Despite the need to better understand the changing dynamics between the ongoing political regionalization processes and the re-scaling of nation-states, at least in Europe, updated and timely research that responds to these challenges fueled by data-driven societies and the algorithmic revolution invigorated by an uneven establishment of borders remains scant and ambiguous. Nations, regardless of the spatial boundary by which we define them, matter as much as political borders and account for algorithmic disruption. Hence, this paper explores these new cartographies from the regional studies perspective by presenting the city-region as a pivotal term amidst a wide range of challenges for cities, regions, and nation-states. The Basque Country, as a small, stateless, city-regionalized European nation, is presented as a case study, focusing on its transitional techno-political and city-regional metaphor called ‘Euskal Hiria’ (Basque City). The paper examines five standpoints in the understanding of this notion as well as three potential drivers (metropolitanization, devolution, and the right to decide) that will further determine its future position amidst Spain, France and the EU. The paper explores the concept of Basque City in the context of the attempts by small states (such as Estonia and Singapore) and small, stateless city-regionalized nations (such as Catalonia, Flanders, and Quebec) to modify their governmental logics and devolve powers through blockchain technologies, thus enabling their interactions directly with citizens by setting up new city-regional and techno-political patterns that this paper terms ‘Algorithmic Nations’.

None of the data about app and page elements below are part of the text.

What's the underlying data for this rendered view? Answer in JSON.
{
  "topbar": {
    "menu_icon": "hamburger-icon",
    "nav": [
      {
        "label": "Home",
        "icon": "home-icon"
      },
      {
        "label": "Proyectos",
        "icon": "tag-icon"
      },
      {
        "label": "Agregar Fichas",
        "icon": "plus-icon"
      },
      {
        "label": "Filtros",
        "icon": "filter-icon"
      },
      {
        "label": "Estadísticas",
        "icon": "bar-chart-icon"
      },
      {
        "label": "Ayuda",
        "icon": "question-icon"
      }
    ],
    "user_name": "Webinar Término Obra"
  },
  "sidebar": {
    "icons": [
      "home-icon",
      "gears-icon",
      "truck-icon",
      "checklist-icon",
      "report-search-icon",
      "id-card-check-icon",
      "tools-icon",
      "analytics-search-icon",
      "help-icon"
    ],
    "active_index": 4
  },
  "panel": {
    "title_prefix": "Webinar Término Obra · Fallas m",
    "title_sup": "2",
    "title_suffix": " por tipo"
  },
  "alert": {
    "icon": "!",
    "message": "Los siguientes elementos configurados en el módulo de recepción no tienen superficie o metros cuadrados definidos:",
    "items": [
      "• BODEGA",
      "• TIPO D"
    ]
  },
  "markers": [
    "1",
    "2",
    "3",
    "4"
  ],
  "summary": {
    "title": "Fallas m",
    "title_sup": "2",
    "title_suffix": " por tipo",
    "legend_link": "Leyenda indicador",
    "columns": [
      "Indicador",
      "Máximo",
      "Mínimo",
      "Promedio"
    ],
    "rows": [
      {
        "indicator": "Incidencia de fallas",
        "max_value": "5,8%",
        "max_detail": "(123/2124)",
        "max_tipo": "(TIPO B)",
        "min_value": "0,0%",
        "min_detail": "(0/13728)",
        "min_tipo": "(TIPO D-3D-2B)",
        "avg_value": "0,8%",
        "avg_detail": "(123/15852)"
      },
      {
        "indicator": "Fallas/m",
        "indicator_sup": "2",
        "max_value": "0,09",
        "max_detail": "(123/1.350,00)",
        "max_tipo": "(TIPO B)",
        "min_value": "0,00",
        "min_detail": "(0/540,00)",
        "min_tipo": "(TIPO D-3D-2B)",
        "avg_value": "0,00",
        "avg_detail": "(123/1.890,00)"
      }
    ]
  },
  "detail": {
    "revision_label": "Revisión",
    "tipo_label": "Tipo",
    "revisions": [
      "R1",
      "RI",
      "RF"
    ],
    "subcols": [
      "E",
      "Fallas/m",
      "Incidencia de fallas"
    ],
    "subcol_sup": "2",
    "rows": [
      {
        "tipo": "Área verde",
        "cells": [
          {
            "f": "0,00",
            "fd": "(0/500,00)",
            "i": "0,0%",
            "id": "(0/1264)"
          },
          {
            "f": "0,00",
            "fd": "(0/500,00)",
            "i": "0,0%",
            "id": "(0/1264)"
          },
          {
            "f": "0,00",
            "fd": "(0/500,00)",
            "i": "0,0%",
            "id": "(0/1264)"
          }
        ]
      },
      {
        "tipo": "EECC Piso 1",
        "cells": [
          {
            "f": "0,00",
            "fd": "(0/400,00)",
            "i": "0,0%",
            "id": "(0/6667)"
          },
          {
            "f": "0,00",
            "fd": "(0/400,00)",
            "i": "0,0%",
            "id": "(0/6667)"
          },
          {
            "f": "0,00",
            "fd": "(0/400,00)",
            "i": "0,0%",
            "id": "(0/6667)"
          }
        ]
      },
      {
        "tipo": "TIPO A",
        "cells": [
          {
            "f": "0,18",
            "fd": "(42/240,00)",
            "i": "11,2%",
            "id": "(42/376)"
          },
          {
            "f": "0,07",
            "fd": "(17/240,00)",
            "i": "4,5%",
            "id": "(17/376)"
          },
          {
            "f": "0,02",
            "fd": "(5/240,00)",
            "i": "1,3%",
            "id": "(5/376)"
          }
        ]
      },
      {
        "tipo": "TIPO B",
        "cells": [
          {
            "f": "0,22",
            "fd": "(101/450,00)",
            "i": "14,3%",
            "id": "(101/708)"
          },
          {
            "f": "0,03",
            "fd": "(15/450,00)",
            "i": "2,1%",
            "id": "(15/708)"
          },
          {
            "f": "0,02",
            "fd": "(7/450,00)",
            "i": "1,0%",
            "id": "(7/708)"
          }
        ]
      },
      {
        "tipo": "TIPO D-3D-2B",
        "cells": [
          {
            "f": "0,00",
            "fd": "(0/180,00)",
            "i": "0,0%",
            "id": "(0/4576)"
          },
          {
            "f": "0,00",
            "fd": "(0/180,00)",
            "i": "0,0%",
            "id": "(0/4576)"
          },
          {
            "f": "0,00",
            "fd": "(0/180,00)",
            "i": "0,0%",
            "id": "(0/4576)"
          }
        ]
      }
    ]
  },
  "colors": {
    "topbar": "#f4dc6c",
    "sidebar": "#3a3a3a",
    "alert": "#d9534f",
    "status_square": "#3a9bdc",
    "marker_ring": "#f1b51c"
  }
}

Calzada, I. (2018), Algorithmic Nations: Towards the Techno-Political (Basque) City-Region. Territories: A Trans-Cultural Journal of Regional Studies, 1(1).